With neon and nostalgia, a giant root beer mug returns to its perch in LaPlace
From Nola.com: In LaPlace, one of the river parishes communities hardest hit by hurricane Ida last year, the vintage burger spot the LaPlace Frostop (411 E. Airline Highway, LaPlace, (985) 652-6361) was among the first wave of local businesses to get back open. But while it served up burgers quick, something was missing from the Airline Highway restaurant.
A giant frosty root beer mug has stood atop this Frostop through six decades, a neon-laced emblem of Americana that has helped make the restaurant a roadside landmark.
Hurricane Ida’s fierce winds blew the mug off its pedestal; it landed in tatters a good distance from its original perch.
‘Elvis stayed here’ motel listed for sale in Clinton
From The Journal Record: HotelBrokerOne recently listed the historic Trade Winds Inn for sale in Clinton.
The 82-room motel, just off Interstate 40, stands adjacent to the Route 66 Museum. However, its greatest claim to fame is that it was a preferred stopping place of Elvis Presley in the 1960s. Clinton has a distinction that made it perfect for The King and his entourage; it is the approximate halfway point between Las Vegas and Graceland in Memphis.
Philly’s Neon Museum to close less than 2 years after it opened
From WHYY: The Neon Museum of Philadelphia, which opened last year at 1800 North American Street in Kensington, will close in December.
“We’re seeking a new home for the collection that allows it to stay unified, local, and publicly accessible,” the museum said in announcements made on Instagram and Twitter.
Museum manager Alyssa Shea said the new organization was not able to generate the revenue needed to survive its first two years.
Memo’s Hot Dogs, A Pilsen Mainstay For 65 Years, Closes Amid Showdown With City Over Mural
From Block Club Chicago: PILSEN — Another beloved restaurant on Pilsen’s 18th Street has closed because of a dispute with the city over a mural painted on the restaurant.
Memo’s Hot Dogs, 1447 W. 18th St., closed over the weekend, but owners are hoping a they can reach an agreement with the city to reopen soon.
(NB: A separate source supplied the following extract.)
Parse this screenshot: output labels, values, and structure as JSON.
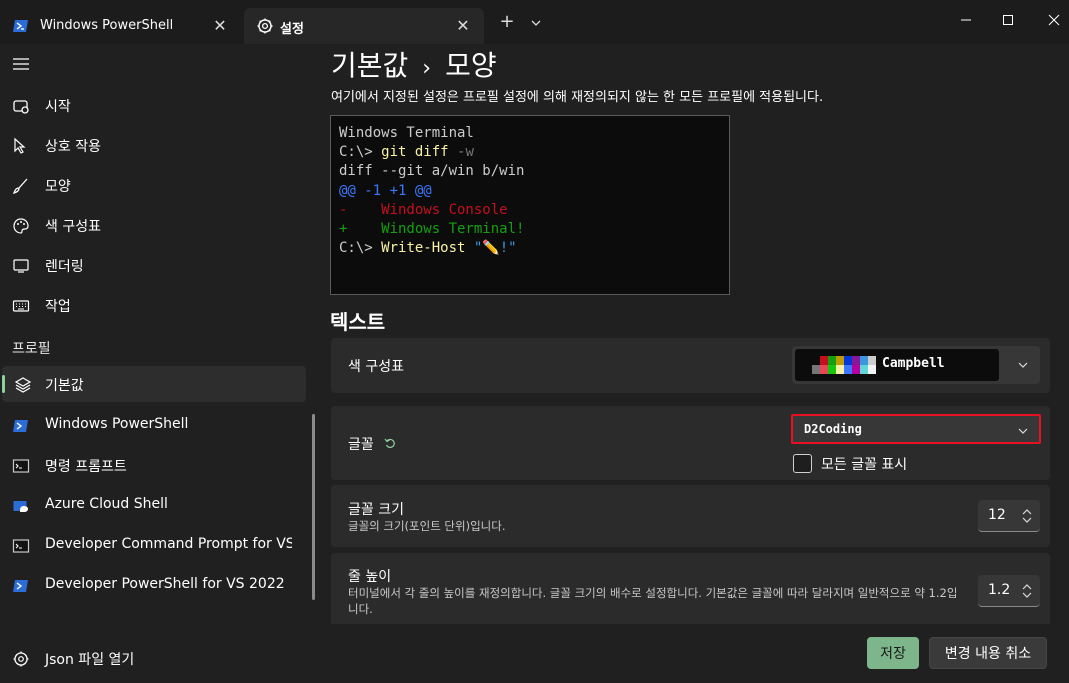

Memo’s is one of the neighborhood’s oldest establishments, having been owned by three different generations of families since 1956, according to current owners Gerardo and Jeanette Garza.
The restaurant hasn’t been able to renew its business license and has been slapped with fines because city inspectors have taken issue with the large, colorful mural on the exterior of restaurant, the owners said.
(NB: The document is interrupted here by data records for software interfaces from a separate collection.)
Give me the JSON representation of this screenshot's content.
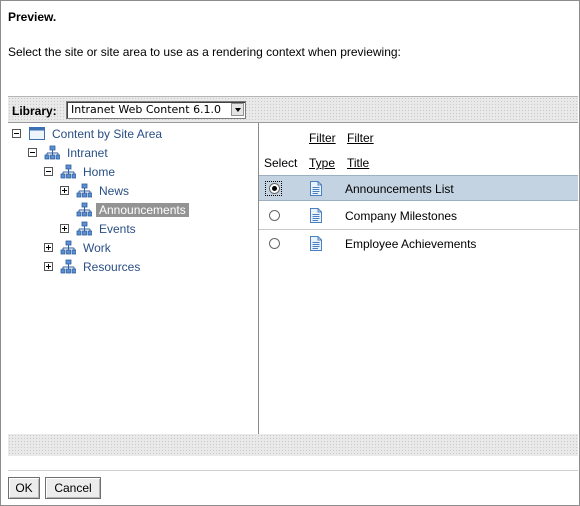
{
  "dialog": {
    "title": "Preview.",
    "instruction": "Select the site or site area to use as a rendering context when previewing:"
  },
  "library": {
    "label": "Library:",
    "selected": "Intranet Web Content 6.1.0"
  },
  "tree": {
    "root": "Content by Site Area",
    "intranet": "Intranet",
    "home": "Home",
    "news": "News",
    "announcements": "Announcements",
    "events": "Events",
    "work": "Work",
    "resources": "Resources"
  },
  "table": {
    "filter_type": "Filter",
    "filter_title": "Filter",
    "col_select": "Select",
    "col_type": "Type",
    "col_title": "Title",
    "rows": [
      {
        "title": "Announcements List",
        "selected": true
      },
      {
        "title": "Company Milestones",
        "selected": false
      },
      {
        "title": "Employee Achievements",
        "selected": false
      }
    ]
  },
  "buttons": {
    "ok": "OK",
    "cancel": "Cancel"
  },
  "colors": {
    "link_blue": "#2a4f84",
    "selected_row": "#c4d3e2",
    "tree_selection": "#939393"
  },
  "icons": {
    "site": "sitemap-icon",
    "content_root": "window-icon",
    "document": "document-icon"
  }
}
Tracing the History of the Green Book in Southern California
From Jalopnik: Being drivers in the 21st century, modern technology has allowed us to have tons of information at our disposal. From travel times with ETAs that are accurate down to the minute to real-time traffic information, many of us take these conveniences for granted. It wasn’t always this way, as those of us who used to print out Mapquest directions recall. But consider that, just over half a century ago, paper maps and travel guides existed to keep certain portions of the population safe while they were out driving. The Negro Traveler’s Green Book, sometimes known as The Negro Motorist Green Book, was that guide. For 30 years, it provided information to help Black drivers navigate America’s roads safely.
Jalopnik has written about the Green Book in the past, and the 2018 movie Green Book informed a new generation of the existence of these guides. California alone had more than 80 businesses listed in the Green Book over the years — restaurants, hotels, gas stations and more, all known for being friendly to Black travelers. I wanted to dig deeper, to find out if any of these businesses were still around today.
Legend City: An Oral History of Phoenix’s Iconic Bygone Theme Park
From the Phoenix New Times: John Bueker’s cache of Legend City memorabilia would make any fan of the long-defunct local theme park jealous. Inside his home office, there are posters, maps, and concept art depicting its attractions. In the kitchen, old signage from an ice cream parlor at the park decorates the walls. And wandering aimlessly is an energetic teacup poodle previously owned by the late Louis Crandall, Legend City’s founder.
Right now, Bueker is pointing out various souvenirs in a 6-foot-tall curio cabinet while it’s gotten harder to score even more treasures these days.
“Legend City stuff has really dried up on eBay lately because it’s gone up in value and [people] are holding onto it, or they remember the park from their childhoods and want a piece,” he says.